One phenomenological advantage to having a large volume is that it weakens the observed force of gravity in four dimensions. But any other bulk interactions will be suppressed as well. In this section we use this to help construct inflationary potentials [26, 27].

We begin with a φ4 theory in the bulk, with action∫

(8) where bulk quantities carry a B. Integrating over the internal dimensions the action becomes∫

where we canonically normalize the kinetic term by redefining φ = V1/2φB. Here

is a dimensionless measure of the volume of the internal space, and the 4d couplings and vev’s are related to bulk values through

It follows that masses are the same in the bulk and the 4d description.

These simple equations highlight the main features of large-volume compactification: we naturally get models with tiny couplings and huge vev’s. To give a sense of scale we need to compare to the gravitational action under dimensional reduction:∫

M24R(4) + | ] |

Here M is the underlying higher-dimensional scale and the effective reduced four-dimensional Planck mass is

Leaving M the unknown, this requires the volume adjust

Taking M ∼ TeV, for example, we would have a scalar field with

Thus the coupling in the 4d theory is minute.
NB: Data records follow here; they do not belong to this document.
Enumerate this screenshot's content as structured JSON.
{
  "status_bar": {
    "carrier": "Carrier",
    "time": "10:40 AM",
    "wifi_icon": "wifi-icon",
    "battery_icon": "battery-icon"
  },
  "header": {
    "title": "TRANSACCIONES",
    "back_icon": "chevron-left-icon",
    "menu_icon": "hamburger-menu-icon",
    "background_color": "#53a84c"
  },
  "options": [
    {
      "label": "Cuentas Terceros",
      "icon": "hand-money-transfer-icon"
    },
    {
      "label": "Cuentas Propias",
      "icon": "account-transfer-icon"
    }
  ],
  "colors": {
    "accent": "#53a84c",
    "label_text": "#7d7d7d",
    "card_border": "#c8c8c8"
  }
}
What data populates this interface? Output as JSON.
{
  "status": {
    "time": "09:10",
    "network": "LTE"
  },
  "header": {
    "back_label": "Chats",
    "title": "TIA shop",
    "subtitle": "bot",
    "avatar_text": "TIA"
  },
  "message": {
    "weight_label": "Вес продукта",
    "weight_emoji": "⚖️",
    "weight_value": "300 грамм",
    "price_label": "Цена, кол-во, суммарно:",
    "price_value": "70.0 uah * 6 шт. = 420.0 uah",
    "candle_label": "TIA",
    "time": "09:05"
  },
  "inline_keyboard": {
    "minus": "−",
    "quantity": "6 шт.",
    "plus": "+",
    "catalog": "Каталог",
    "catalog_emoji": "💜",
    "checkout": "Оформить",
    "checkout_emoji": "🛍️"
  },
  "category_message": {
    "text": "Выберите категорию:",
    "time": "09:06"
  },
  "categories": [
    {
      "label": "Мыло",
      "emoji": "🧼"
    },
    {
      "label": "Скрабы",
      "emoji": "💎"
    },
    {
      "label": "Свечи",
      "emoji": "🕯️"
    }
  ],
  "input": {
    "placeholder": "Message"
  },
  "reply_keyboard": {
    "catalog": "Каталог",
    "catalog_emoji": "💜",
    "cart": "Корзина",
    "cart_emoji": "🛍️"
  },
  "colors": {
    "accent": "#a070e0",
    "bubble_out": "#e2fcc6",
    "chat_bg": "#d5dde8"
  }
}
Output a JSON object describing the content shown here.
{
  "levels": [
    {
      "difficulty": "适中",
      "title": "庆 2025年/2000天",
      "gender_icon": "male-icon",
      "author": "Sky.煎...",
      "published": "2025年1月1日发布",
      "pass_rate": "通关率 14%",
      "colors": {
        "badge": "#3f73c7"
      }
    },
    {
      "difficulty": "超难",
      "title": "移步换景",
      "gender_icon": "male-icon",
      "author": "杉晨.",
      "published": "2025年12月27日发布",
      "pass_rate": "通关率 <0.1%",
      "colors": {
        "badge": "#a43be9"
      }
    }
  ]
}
The vev is at the 4d Planck scale, while the mass is much below Planck scale. Intriguingly, this implies that if there exist fundamental scalar fields in the bulk their interactions should be brutally suppressed. We would not easily observe such scalar fields, as indeed we do not. Furthermore, any scalar field potential would be exceedingly flat as slow-roll inflation requires: a very small coupling and a very large vacuum expectation value. And, neatly enough, any remnant scalar particles from the early universe would be dark matter candidates, with a mass set by the underlying higher-dimensional Planck scale M.

We note that although φ has mass set by the bulk scale

M, inflation occurs at a much higher energy scale. Near the maximum of the potential, where φ v, the effective 4d energy density is where we’re assuming the bulk energy density λBv4B ∼ M4 ∼ TeV4. So an intriguing observation about the in- flaton potential is that the energy scale of inflation would be 1010 GeV despite being driven by a field with an electroweak scale mass.

Although the choice M ∼ TeV is natural from the point of view of electroweak physics, the resulting inflationary scale ∼ 1010 GeV does not generate density perturbations of the required magnitude. Instead, as we’l see in the next section, the observed density perturbations favor the existence of an intermediate fundamental scale, with M ∼ 1011 GeV and V ∼ 1014.

In this section we study a concrete model of bulk inflation and show that we can get a reasonable power spectrum, density perturbations of the right magnitude, and the requisite number of e-folds, all with tunings of the inflaton potential at the few per mil level.

We emphasize that any reasonable potential could be chosen for the inflaton. For simplicity we take a potential of the form where λ,v are set as in Eqs. (16). Setting α = 0 recovers the usual φ4 potential. We could equally well have used a potential of the Coleman-Weinberg type [28] or any other variant of inflaton potential. There are various phenomenological constraints that must be satisfied.

Power spectrum First we quantify the naturalness of V as a slow-roll inflaton potential using the parameters described in Refs. [29–3]. Slow-roll inflation is a consistent assumption if the slope and the curvature of the potential are small as

(Parte **1** de 3)